The Utah Monolith was located near the Lockhart Basin in the former boundary of the Bears Ears National Monument (image courtesy Stephanie Smith, Grand Canyon Trust).

To continue idolizing formalist, site-appropriating landscape art, and its 21st century viral successor that the Utah obelisk exemplifies, is to uphold many of the same conquest behaviors that settled the region, and to feed the meme machine at this moment in time is to actively be harmful in a way I worry people don’t understand. Even though the heralded land artists of the1960s went through the proper channels, scaling mountains of bureaucracy to make land acquisitions, many of the works still operate wittingly or not on the notion of wastelanding and manifest destiny. Though we may covet these works, assuming that large swaths of land in the remote desert are uninhabited blank slates available for our personal monuments is extremely problematic. It is also essentially the same conjectural pathway that enabled the military-industrial complex to devastate much of the region. Trying to use this same rubric now to frame a comparatively much smaller homage being placed illegally in a vulnerable area that has been steeped in complex land politics for years — and that several extant indigenous tribes consider their homeland — is deficient. We are remiss if we don’t update our notions and deepen our read on land art. Privileging the individual and their achievement in marking/claiming the land over the existing histories and fragile environments is the same old bullshit, is it not?
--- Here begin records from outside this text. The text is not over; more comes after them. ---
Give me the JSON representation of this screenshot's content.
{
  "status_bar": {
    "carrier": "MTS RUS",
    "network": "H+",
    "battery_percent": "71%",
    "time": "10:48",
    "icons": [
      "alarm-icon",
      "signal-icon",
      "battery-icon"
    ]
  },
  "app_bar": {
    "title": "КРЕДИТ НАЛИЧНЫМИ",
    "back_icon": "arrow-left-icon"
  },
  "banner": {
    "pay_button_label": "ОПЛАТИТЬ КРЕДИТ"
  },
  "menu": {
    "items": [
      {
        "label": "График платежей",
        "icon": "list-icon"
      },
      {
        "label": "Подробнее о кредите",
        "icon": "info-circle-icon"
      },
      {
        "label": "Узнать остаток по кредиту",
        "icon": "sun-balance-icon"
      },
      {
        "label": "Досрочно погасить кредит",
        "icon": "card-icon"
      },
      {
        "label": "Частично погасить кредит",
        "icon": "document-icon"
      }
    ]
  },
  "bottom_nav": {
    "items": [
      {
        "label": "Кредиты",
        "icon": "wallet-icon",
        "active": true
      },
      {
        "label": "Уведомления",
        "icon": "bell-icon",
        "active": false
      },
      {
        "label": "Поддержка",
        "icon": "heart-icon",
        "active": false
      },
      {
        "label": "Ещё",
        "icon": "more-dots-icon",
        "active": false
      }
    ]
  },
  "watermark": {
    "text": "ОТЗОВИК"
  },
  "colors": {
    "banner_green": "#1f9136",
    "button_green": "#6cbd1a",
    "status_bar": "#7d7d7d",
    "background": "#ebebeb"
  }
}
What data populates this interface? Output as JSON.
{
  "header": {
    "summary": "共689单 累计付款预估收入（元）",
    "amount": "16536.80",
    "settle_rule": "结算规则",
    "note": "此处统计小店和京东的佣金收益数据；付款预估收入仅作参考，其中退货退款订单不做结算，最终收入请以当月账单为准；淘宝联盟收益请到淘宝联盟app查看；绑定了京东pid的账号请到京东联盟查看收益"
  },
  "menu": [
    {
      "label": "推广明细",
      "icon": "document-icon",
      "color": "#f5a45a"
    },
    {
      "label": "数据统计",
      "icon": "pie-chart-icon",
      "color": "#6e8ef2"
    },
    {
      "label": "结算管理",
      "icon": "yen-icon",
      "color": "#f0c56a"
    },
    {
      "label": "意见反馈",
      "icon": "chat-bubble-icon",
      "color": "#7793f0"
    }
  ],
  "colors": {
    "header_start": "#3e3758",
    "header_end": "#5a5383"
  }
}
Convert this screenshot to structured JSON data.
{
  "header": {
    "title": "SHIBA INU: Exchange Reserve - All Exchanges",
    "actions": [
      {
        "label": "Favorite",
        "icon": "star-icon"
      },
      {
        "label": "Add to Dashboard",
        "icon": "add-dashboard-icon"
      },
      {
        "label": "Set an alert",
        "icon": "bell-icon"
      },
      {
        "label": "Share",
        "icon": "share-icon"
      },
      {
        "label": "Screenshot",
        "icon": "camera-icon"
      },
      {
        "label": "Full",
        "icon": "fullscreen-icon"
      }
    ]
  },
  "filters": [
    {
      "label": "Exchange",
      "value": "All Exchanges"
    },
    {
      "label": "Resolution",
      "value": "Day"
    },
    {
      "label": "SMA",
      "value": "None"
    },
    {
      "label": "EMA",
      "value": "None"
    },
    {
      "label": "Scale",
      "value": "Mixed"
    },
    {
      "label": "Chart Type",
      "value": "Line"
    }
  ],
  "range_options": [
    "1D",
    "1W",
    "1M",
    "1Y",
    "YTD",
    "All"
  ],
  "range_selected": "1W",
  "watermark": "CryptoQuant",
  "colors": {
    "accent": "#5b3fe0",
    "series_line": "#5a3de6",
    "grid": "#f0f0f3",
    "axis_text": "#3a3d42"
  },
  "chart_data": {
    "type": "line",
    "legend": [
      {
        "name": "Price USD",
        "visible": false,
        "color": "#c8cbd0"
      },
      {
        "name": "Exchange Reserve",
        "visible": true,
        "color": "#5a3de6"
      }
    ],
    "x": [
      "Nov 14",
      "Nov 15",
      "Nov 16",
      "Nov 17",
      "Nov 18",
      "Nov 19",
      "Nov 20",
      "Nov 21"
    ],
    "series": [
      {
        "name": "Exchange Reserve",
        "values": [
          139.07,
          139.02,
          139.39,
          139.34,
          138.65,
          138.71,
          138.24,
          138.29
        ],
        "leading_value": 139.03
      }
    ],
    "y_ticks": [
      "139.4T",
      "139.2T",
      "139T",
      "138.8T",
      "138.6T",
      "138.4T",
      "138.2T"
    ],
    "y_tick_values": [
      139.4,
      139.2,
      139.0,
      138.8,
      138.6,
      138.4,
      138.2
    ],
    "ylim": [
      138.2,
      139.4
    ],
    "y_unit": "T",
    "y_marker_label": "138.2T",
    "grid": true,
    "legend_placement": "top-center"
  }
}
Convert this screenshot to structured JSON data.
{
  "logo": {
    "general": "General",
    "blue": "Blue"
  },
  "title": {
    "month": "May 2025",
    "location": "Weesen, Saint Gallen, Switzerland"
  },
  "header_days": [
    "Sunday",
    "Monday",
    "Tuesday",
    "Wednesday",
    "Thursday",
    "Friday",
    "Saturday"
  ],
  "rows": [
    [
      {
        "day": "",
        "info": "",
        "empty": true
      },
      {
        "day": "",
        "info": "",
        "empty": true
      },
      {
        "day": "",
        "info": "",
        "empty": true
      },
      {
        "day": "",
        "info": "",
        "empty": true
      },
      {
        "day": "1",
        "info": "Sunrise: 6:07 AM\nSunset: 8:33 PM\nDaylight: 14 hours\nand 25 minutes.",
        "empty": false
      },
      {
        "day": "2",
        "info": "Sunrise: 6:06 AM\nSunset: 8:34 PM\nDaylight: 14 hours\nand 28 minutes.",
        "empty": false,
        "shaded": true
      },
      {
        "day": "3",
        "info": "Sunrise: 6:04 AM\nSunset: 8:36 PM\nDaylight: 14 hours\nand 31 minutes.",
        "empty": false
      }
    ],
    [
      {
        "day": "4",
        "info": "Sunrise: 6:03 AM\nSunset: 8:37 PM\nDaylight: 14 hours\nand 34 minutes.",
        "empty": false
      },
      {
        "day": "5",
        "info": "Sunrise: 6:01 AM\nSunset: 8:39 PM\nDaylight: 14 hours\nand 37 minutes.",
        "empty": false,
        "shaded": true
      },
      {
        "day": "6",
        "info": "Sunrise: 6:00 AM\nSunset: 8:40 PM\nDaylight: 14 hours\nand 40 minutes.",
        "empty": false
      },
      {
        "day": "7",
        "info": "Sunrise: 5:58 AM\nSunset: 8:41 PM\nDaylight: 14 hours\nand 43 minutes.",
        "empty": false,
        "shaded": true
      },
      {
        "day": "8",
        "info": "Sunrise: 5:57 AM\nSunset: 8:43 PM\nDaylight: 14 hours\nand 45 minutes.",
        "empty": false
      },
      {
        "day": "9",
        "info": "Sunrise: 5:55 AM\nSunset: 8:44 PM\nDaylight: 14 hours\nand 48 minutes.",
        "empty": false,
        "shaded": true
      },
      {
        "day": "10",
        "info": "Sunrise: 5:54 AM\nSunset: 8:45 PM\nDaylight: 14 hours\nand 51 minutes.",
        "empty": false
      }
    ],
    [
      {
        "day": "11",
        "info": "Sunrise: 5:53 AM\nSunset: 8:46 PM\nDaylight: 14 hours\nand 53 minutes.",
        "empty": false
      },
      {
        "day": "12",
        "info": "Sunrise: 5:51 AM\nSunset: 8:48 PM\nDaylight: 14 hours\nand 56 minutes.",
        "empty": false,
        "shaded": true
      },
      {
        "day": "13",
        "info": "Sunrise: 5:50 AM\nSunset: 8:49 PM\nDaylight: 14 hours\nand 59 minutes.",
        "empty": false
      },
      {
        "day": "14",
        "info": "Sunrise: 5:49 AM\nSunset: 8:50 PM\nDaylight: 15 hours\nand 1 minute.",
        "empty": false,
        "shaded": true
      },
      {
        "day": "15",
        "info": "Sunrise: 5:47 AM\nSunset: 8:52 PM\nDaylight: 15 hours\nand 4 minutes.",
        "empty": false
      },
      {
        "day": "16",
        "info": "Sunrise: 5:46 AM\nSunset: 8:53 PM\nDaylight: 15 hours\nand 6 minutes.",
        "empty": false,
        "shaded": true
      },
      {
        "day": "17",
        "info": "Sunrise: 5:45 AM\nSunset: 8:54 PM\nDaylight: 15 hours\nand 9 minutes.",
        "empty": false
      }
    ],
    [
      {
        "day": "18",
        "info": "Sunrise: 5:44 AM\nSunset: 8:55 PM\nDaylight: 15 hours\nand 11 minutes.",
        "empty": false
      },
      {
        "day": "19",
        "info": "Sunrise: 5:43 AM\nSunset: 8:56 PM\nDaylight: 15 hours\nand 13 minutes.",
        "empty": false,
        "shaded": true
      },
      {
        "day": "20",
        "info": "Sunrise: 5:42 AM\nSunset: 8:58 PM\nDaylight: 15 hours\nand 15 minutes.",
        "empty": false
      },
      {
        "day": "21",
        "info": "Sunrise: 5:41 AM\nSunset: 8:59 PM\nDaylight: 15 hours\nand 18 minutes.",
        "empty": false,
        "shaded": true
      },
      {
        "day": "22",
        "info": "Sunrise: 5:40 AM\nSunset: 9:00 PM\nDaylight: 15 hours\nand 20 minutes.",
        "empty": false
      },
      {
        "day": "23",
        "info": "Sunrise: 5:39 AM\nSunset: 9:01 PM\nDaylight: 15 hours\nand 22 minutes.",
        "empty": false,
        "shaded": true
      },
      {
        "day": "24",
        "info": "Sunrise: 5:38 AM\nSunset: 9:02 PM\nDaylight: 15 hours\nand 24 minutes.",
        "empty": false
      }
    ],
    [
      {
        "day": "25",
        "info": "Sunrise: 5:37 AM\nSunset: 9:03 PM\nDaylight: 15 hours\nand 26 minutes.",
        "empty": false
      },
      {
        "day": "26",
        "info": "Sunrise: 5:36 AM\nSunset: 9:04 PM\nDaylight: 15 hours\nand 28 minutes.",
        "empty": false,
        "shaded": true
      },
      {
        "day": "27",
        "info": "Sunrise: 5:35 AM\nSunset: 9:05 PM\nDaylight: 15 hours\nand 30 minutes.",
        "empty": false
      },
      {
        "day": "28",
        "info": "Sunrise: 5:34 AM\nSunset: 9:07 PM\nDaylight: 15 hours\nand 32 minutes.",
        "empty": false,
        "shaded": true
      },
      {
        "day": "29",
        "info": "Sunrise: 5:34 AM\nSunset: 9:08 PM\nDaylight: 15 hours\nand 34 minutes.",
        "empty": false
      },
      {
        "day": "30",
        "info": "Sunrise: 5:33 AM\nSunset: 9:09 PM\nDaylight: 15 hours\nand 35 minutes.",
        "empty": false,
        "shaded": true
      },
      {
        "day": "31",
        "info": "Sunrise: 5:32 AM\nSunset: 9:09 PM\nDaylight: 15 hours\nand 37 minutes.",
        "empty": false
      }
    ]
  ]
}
It’s no exaggeration that geotagging, and social media and internet tourism are the updated version of photography as propaganda to settle the West. As commonplace and innocuous as they may seem, these activities serve as insidious invitations to come and take and claim — be it a daring selfie standing atop something or a photo for your sponsored Instagram account. They are also updated versions of effacing Indigenous history, and are part of a continuing cascade of extraction and exploitation.

Now that the obelisk has been dismantled, and the site used up, the credit-claiming mania is setting in, and *spolier alert* it’s rife with white bros — from the Reddit user who spilled the coordinates, to the first blogger to climb on top of it and further the FOMO, to the slackline and base-jumping adventurers who revealed it was they who removed it. (Why not remain anonymous?) The latest and grossest turn was made by a collective known for stunts like this, leveraging the dubious speculation that they were responsible for the original and offering editions of the “Utah Monolith” for $45,000. I’m not interested in mentioning any of them by name. But the frustration and rage I feel about this, as I was aptly reminded by Alastair Lee Bitsóí (Diné), freelance journalist and writer, is the norm for Indigenous communities. Yepa observes “There was a real missed opportunity, along with the removal of the obelisk, for restorative justice.” I suppose all this, in addition to the debased marketing grabs by companies like McDonald’s, Jeep, and Zwirner Gallery — who has an upcoming John McCracken show in spring — offer a troublingly accurate depiction of who we (still) are: opportunists trying to turn a buck off a glinting spectacle in stolen land.

Cara Despain is an artist who through writing, research, and field work addresses issues of land use and ownership, climate change, the challenge of visualizing the Anthropocene, and frontierism. She was...